With the lion’s share of the market, Saudi Arabia is moving to open up its broader hospitality and entertainment industry, on the back of recent economic and sociopolitical changes. The knock-on effect has resulted in first-time expenditure in activities and services, such as cinemas, and increased market confidence in hosting upcoming Disney and Marvel shows and events, in a focused attempt to increase domestic spending. It should be noted that entertainment development holds a prominent place in the Kingdom of Saudi Arabia’s Vision 2030, which is targeting increasing domestic household spending on cultural and entertainment activities from 2.9 percent to 6 percent, and recapturing part of the USD 30 billion spent outside the Kingdom on tourism and entertainment by Saudi citizens.

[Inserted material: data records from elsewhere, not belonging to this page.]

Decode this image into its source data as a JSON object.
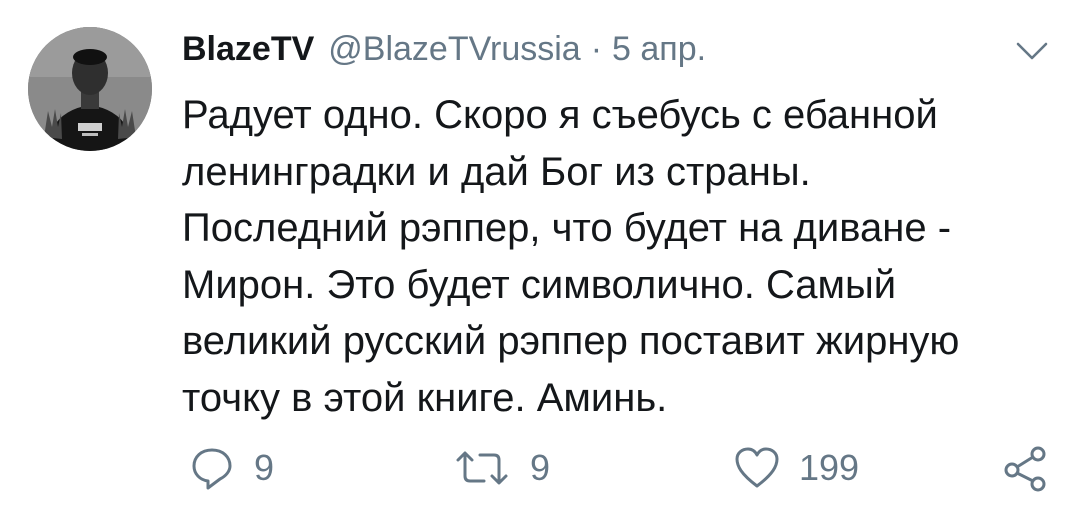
{
  "tweet": {
    "author": {
      "name": "BlazeTV",
      "handle": "@BlazeTVrussia",
      "separator": "·",
      "date": "5 апр."
    },
    "text_lines": [
      "Радует одно. Скоро я съебусь с ебанной",
      "ленинградки и дай Бог из страны.",
      "Последний рэппер, что будет на диване -",
      "Мирон. Это будет символично. Самый",
      "великий русский рэппер поставит жирную",
      "точку в этой книге. Аминь."
    ],
    "actions": {
      "reply_count": "9",
      "retweet_count": "9",
      "like_count": "199"
    },
    "icons": {
      "menu": "chevron-down-icon",
      "reply": "reply-icon",
      "retweet": "retweet-icon",
      "like": "heart-icon",
      "share": "share-icon"
    },
    "colors": {
      "text": "#14171a",
      "secondary": "#657786"
    }
  }
}
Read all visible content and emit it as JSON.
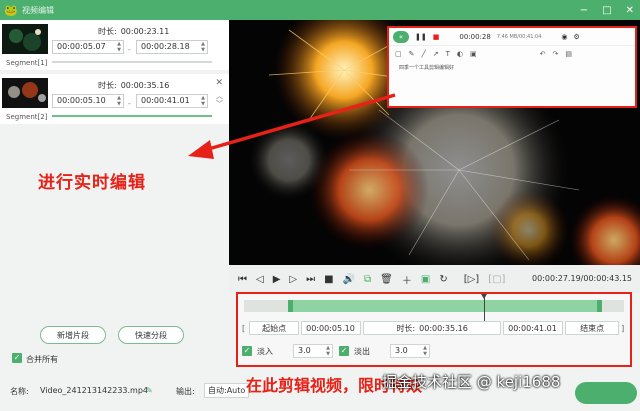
{
  "app": {
    "title": "视频编辑",
    "logo_icon": "frog-logo-icon"
  },
  "window_controls": [
    "−",
    "□",
    "✕"
  ],
  "segments": [
    {
      "label": "Segment[1]",
      "duration_label": "时长:",
      "duration": "00:00:23.11",
      "start": "00:00:05.07",
      "end": "00:00:28.18",
      "selected": false
    },
    {
      "label": "Segment[2]",
      "duration_label": "时长:",
      "duration": "00:00:35.16",
      "start": "00:00:05.10",
      "end": "00:00:41.01",
      "selected": true
    }
  ],
  "annotations": {
    "live_edit": "进行实时编辑",
    "clip_here": "在此剪辑视频，限时特效",
    "watermark": "掘金技术社区 @ keji1688"
  },
  "left_buttons": {
    "new_segment": "新增片段",
    "quick_split": "快速分段"
  },
  "merge_all": {
    "label": "合并所有",
    "checked": true
  },
  "overlay_panel": {
    "time": "00:00:28",
    "info": "7.46 MB/00:41:04",
    "body_text": "四季一个工具剪辑编辑好"
  },
  "player": {
    "time_readout": "00:00:27.19/00:00:43.15"
  },
  "edit": {
    "start_button": "起始点",
    "start_time": "00:00:05.10",
    "duration_label": "时长:",
    "duration": "00:00:35.16",
    "end_time": "00:00:41.01",
    "end_button": "结束点",
    "fade_in_label": "淡入",
    "fade_in_value": "3.0",
    "fade_out_label": "淡出",
    "fade_out_value": "3.0",
    "fade_in_checked": true,
    "fade_out_checked": true
  },
  "bottom": {
    "name_label": "名称:",
    "name_value": "Video_241213142233.mp4",
    "output_label": "输出:",
    "output_value": "自动:Auto"
  },
  "colors": {
    "accent": "#4caf6e",
    "annotation": "#e62117"
  }
}
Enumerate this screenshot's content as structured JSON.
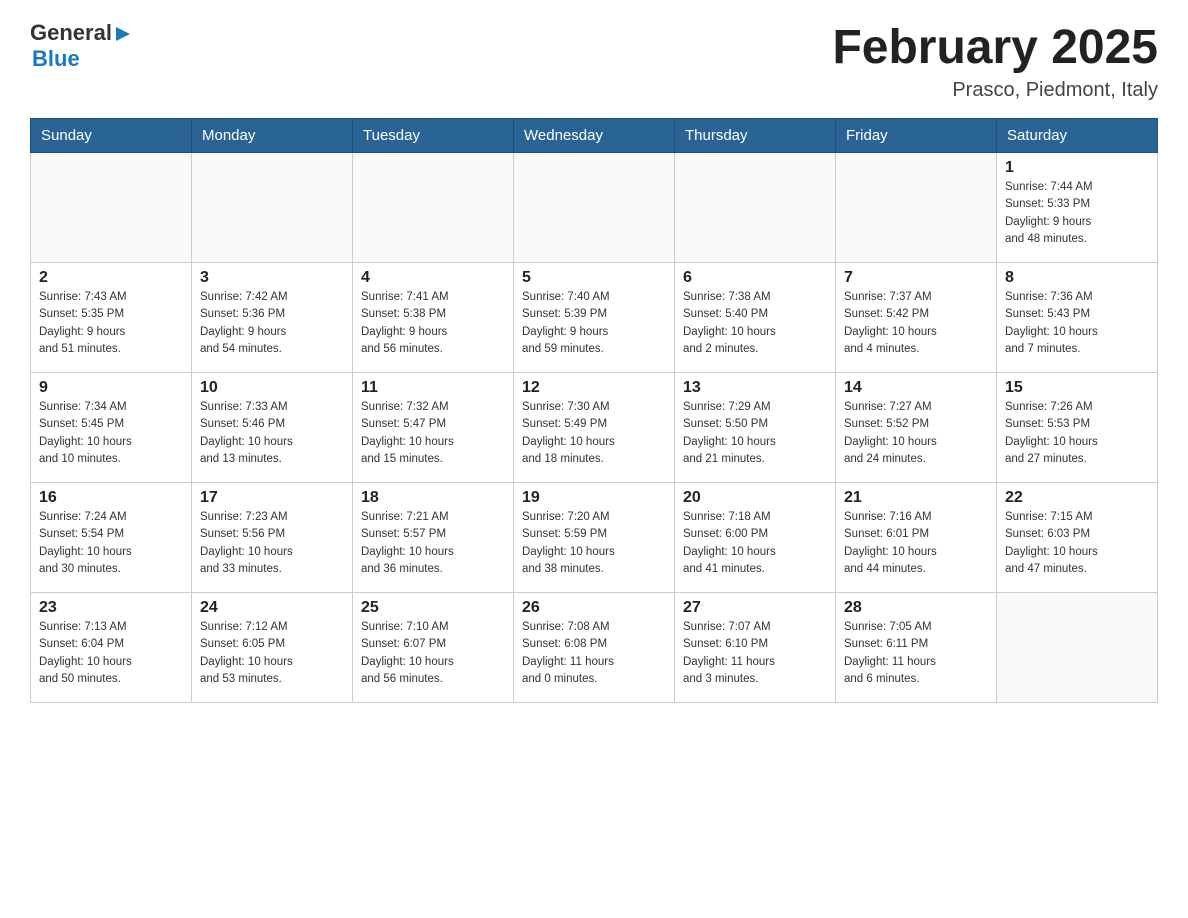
{
  "header": {
    "logo": {
      "general": "General",
      "arrow": "▶",
      "blue": "Blue"
    },
    "title": "February 2025",
    "subtitle": "Prasco, Piedmont, Italy"
  },
  "weekdays": [
    "Sunday",
    "Monday",
    "Tuesday",
    "Wednesday",
    "Thursday",
    "Friday",
    "Saturday"
  ],
  "weeks": [
    [
      {
        "day": "",
        "info": ""
      },
      {
        "day": "",
        "info": ""
      },
      {
        "day": "",
        "info": ""
      },
      {
        "day": "",
        "info": ""
      },
      {
        "day": "",
        "info": ""
      },
      {
        "day": "",
        "info": ""
      },
      {
        "day": "1",
        "info": "Sunrise: 7:44 AM\nSunset: 5:33 PM\nDaylight: 9 hours\nand 48 minutes."
      }
    ],
    [
      {
        "day": "2",
        "info": "Sunrise: 7:43 AM\nSunset: 5:35 PM\nDaylight: 9 hours\nand 51 minutes."
      },
      {
        "day": "3",
        "info": "Sunrise: 7:42 AM\nSunset: 5:36 PM\nDaylight: 9 hours\nand 54 minutes."
      },
      {
        "day": "4",
        "info": "Sunrise: 7:41 AM\nSunset: 5:38 PM\nDaylight: 9 hours\nand 56 minutes."
      },
      {
        "day": "5",
        "info": "Sunrise: 7:40 AM\nSunset: 5:39 PM\nDaylight: 9 hours\nand 59 minutes."
      },
      {
        "day": "6",
        "info": "Sunrise: 7:38 AM\nSunset: 5:40 PM\nDaylight: 10 hours\nand 2 minutes."
      },
      {
        "day": "7",
        "info": "Sunrise: 7:37 AM\nSunset: 5:42 PM\nDaylight: 10 hours\nand 4 minutes."
      },
      {
        "day": "8",
        "info": "Sunrise: 7:36 AM\nSunset: 5:43 PM\nDaylight: 10 hours\nand 7 minutes."
      }
    ],
    [
      {
        "day": "9",
        "info": "Sunrise: 7:34 AM\nSunset: 5:45 PM\nDaylight: 10 hours\nand 10 minutes."
      },
      {
        "day": "10",
        "info": "Sunrise: 7:33 AM\nSunset: 5:46 PM\nDaylight: 10 hours\nand 13 minutes."
      },
      {
        "day": "11",
        "info": "Sunrise: 7:32 AM\nSunset: 5:47 PM\nDaylight: 10 hours\nand 15 minutes."
      },
      {
        "day": "12",
        "info": "Sunrise: 7:30 AM\nSunset: 5:49 PM\nDaylight: 10 hours\nand 18 minutes."
      },
      {
        "day": "13",
        "info": "Sunrise: 7:29 AM\nSunset: 5:50 PM\nDaylight: 10 hours\nand 21 minutes."
      },
      {
        "day": "14",
        "info": "Sunrise: 7:27 AM\nSunset: 5:52 PM\nDaylight: 10 hours\nand 24 minutes."
      },
      {
        "day": "15",
        "info": "Sunrise: 7:26 AM\nSunset: 5:53 PM\nDaylight: 10 hours\nand 27 minutes."
      }
    ],
    [
      {
        "day": "16",
        "info": "Sunrise: 7:24 AM\nSunset: 5:54 PM\nDaylight: 10 hours\nand 30 minutes."
      },
      {
        "day": "17",
        "info": "Sunrise: 7:23 AM\nSunset: 5:56 PM\nDaylight: 10 hours\nand 33 minutes."
      },
      {
        "day": "18",
        "info": "Sunrise: 7:21 AM\nSunset: 5:57 PM\nDaylight: 10 hours\nand 36 minutes."
      },
      {
        "day": "19",
        "info": "Sunrise: 7:20 AM\nSunset: 5:59 PM\nDaylight: 10 hours\nand 38 minutes."
      },
      {
        "day": "20",
        "info": "Sunrise: 7:18 AM\nSunset: 6:00 PM\nDaylight: 10 hours\nand 41 minutes."
      },
      {
        "day": "21",
        "info": "Sunrise: 7:16 AM\nSunset: 6:01 PM\nDaylight: 10 hours\nand 44 minutes."
      },
      {
        "day": "22",
        "info": "Sunrise: 7:15 AM\nSunset: 6:03 PM\nDaylight: 10 hours\nand 47 minutes."
      }
    ],
    [
      {
        "day": "23",
        "info": "Sunrise: 7:13 AM\nSunset: 6:04 PM\nDaylight: 10 hours\nand 50 minutes."
      },
      {
        "day": "24",
        "info": "Sunrise: 7:12 AM\nSunset: 6:05 PM\nDaylight: 10 hours\nand 53 minutes."
      },
      {
        "day": "25",
        "info": "Sunrise: 7:10 AM\nSunset: 6:07 PM\nDaylight: 10 hours\nand 56 minutes."
      },
      {
        "day": "26",
        "info": "Sunrise: 7:08 AM\nSunset: 6:08 PM\nDaylight: 11 hours\nand 0 minutes."
      },
      {
        "day": "27",
        "info": "Sunrise: 7:07 AM\nSunset: 6:10 PM\nDaylight: 11 hours\nand 3 minutes."
      },
      {
        "day": "28",
        "info": "Sunrise: 7:05 AM\nSunset: 6:11 PM\nDaylight: 11 hours\nand 6 minutes."
      },
      {
        "day": "",
        "info": ""
      }
    ]
  ]
}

Eating habits in Saudi Arabia have also changed, alongside these paradigm shifts, with the majority of the population under the age of 30 abandoning previously institutionalized ‘social barriers’. These include the removal of family sections previously enforced in restaurants and outlets, with the result that people are going out more, effectively changing the social/dining dynamic. This, in turn, is creating new opportunities that were previously culturally off limits in the KSA market for investors to explore and tap into.

Standards on the rise in Egypt
Egypt is another major contender in the broader MENA F&B market that merits consideration when assessing the future of the regional industry. Due to the devaluation of its currency, the country has seen a sizeable influx of investment, which has resulted in a rise in standards across its F&B sector. Several homegrown concepts have moved to up their game on the domestic scene, spurred on by the arrival of international brands and chains that have entered the local market and successfully established themselves there.

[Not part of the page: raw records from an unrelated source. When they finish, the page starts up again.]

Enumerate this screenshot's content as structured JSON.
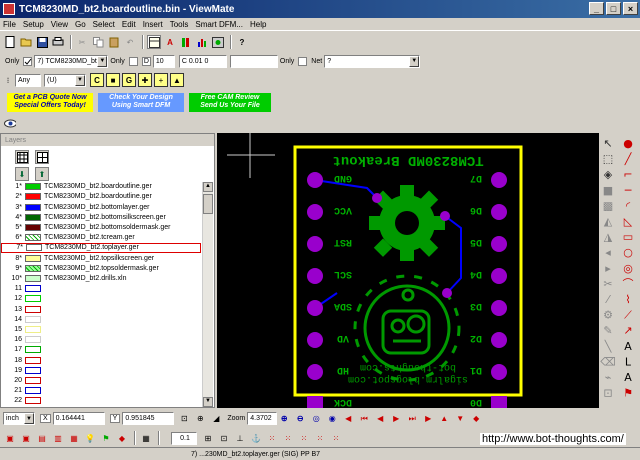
{
  "window": {
    "title": "TCM8230MD_bt2.boardoutline.bin - ViewMate"
  },
  "menu": [
    "File",
    "Setup",
    "View",
    "Go",
    "Select",
    "Edit",
    "Insert",
    "Tools",
    "Smart DFM...",
    "Help"
  ],
  "filterbar": {
    "only1": "Only",
    "layer_select": "7) TCM8230MD_bt",
    "only2": "Only",
    "dcode_label": "D",
    "dcode_value": "10",
    "size_value": "C 0.01 0",
    "only3": "Only",
    "net_label": "Net",
    "net_value": "?"
  },
  "filterbar2": {
    "any_select": "Any",
    "u_select": "(U)"
  },
  "banners": [
    {
      "line1": "Get a PCB Quote Now",
      "line2": "Special Offers Today!",
      "color": "#ffff00",
      "text": "#0000aa"
    },
    {
      "line1": "Check Your Design",
      "line2": "Using Smart DFM",
      "color": "#6699ff",
      "text": "#ffffff"
    },
    {
      "line1": "Free CAM Review",
      "line2": "Send Us Your File",
      "color": "#00cc00",
      "text": "#ffffff"
    }
  ],
  "layers_panel": {
    "header": "Layers"
  },
  "layers": [
    {
      "num": "1*",
      "name": "TCM8230MD_bt2.boardoutline.ger",
      "color": "#00cc00"
    },
    {
      "num": "2*",
      "name": "TCM8230MD_bt2.boardoutline.ger",
      "color": "#ff0000"
    },
    {
      "num": "3*",
      "name": "TCM8230MD_bt2.bottomlayer.ger",
      "color": "#0000ff"
    },
    {
      "num": "4*",
      "name": "TCM8230MD_bt2.bottomsilkscreen.ger",
      "color": "#006600"
    },
    {
      "num": "5*",
      "name": "TCM8230MD_bt2.bottomsoldermask.ger",
      "color": "#660000"
    },
    {
      "num": "6*",
      "name": "TCM8230MD_bt2.tcream.ger",
      "color": "#ffffff"
    },
    {
      "num": "7*",
      "name": "TCM8230MD_bt2.toplayer.ger",
      "color": "#ffffff"
    },
    {
      "num": "8*",
      "name": "TCM8230MD_bt2.topsilkscreen.ger",
      "color": "#ffff99"
    },
    {
      "num": "9*",
      "name": "TCM8230MD_bt2.topsoldermask.ger",
      "color": "#99ff99"
    },
    {
      "num": "10*",
      "name": "TCM8230MD_bt2.drills.xln",
      "color": "#ccffcc"
    },
    {
      "num": "11",
      "name": "",
      "color": "#ffffff"
    },
    {
      "num": "12",
      "name": "",
      "color": "#ffffff"
    },
    {
      "num": "13",
      "name": "",
      "color": "#ffffff"
    },
    {
      "num": "14",
      "name": "",
      "color": "#ffffff"
    },
    {
      "num": "15",
      "name": "",
      "color": "#ffffff"
    },
    {
      "num": "16",
      "name": "",
      "color": "#ffffff"
    },
    {
      "num": "17",
      "name": "",
      "color": "#ffffff"
    },
    {
      "num": "18",
      "name": "",
      "color": "#ffffff"
    },
    {
      "num": "19",
      "name": "",
      "color": "#ffffff"
    },
    {
      "num": "20",
      "name": "",
      "color": "#ffffff"
    },
    {
      "num": "21",
      "name": "",
      "color": "#ffffff"
    },
    {
      "num": "22",
      "name": "",
      "color": "#ffffff"
    }
  ],
  "board": {
    "title": "TCM8230MD Breakout",
    "website1": "bot-thoughts.com",
    "website2": "sigalrm.blogspot.com",
    "left_labels": [
      "GND",
      "VCC",
      "RST",
      "SCL",
      "SDA",
      "VD",
      "HD",
      "DCK"
    ],
    "right_labels": [
      "D7",
      "D6",
      "D5",
      "D4",
      "D3",
      "D2",
      "D1",
      "D0"
    ]
  },
  "coords": {
    "unit": "inch",
    "x_label": "X",
    "x_value": "0.164441",
    "y_label": "Y",
    "y_value": "0.951845",
    "zoom_label": "Zoom",
    "zoom_value": "4.3702",
    "grid_value": "0.1"
  },
  "status": {
    "text": "7) ...230MD_bt2.toplayer.ger (SIG) PP B7"
  },
  "watermark": "http://www.bot-thoughts.com/"
}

Broad view
Going forward, the Middle East’s F&B market will continue to present challenges, although with projections indicating clear profits in the future, it undoubtedly still holds a lucrative attraction for potential F&B operators keen to make their mark in the region. However, there are key issues relating to evolving consumer trends and sociopolitical and economic factors that will require attention to ensure a concept meets the essential survival criteria of remaining relevant and competitive.

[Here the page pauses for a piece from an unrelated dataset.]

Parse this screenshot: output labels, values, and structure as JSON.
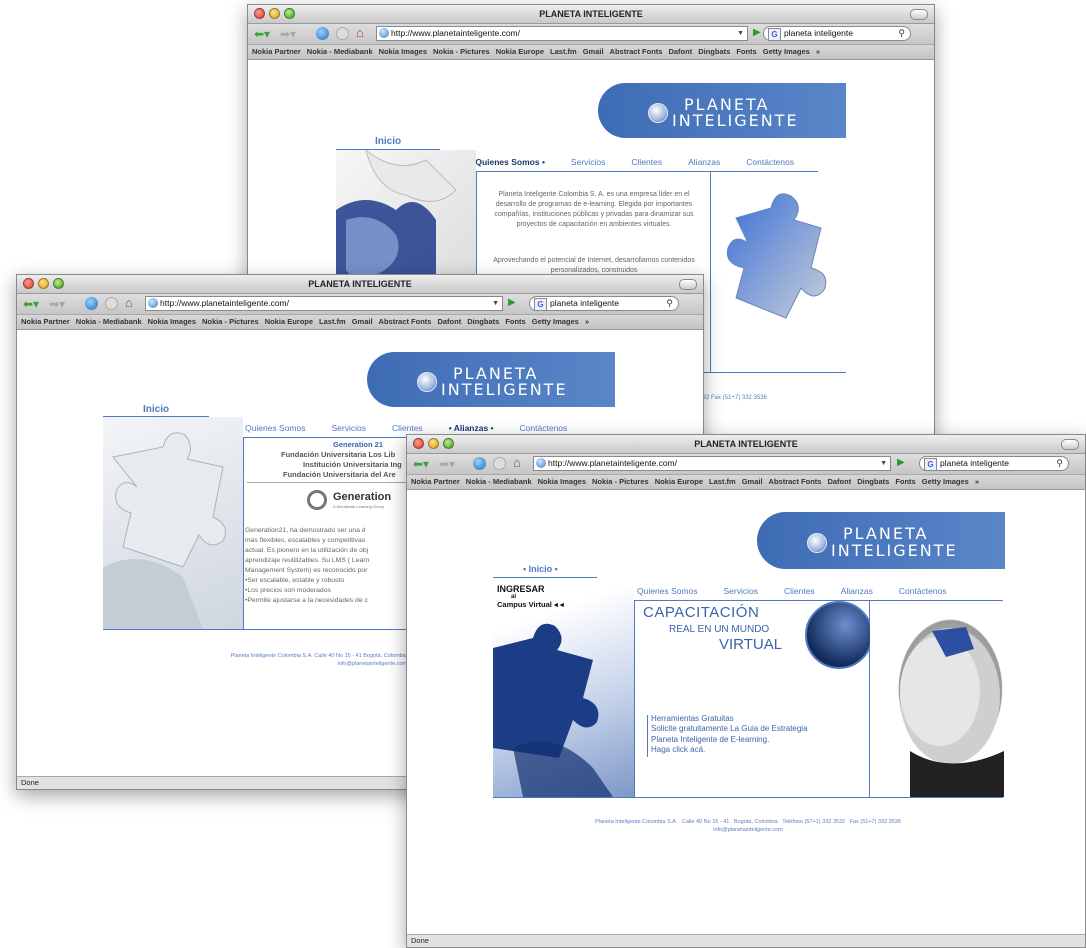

Globally it is estimated that the Muslim consumer category spent USD 1.17 (EUR 1.02) trillion on Food & Beverage (F&B).


Food and Beverage is a very important category in terms of household expenditure in Iran. Iran’s F&B market is growing, due primarily to a growing population. The Iranian government has set a policy, which aims to make the country as self-sufficient in this area as can be, particularly from Western countries. This has led to a widely regulated food market. Iran is largely self-sufficient in vegetables and nuts as well as wheat and barley, and has the world’s largest production of pistachio nutssaffron and barberries. There is little import of chicken meat, cheese and milk, though the country does import a significant amount of red meat, butter, fish, fruit and wheat. There is opportunity for EU F&B companies to import in several areas including specialized products in the processed foods sector due to small variation in countries products.

We as Sohatoos with more than 25 years of  experience in market development between Iran and 40 countries could eagerly represent or/and brokerage on behalf of foreign interested parties regarding to food and beverage purchases: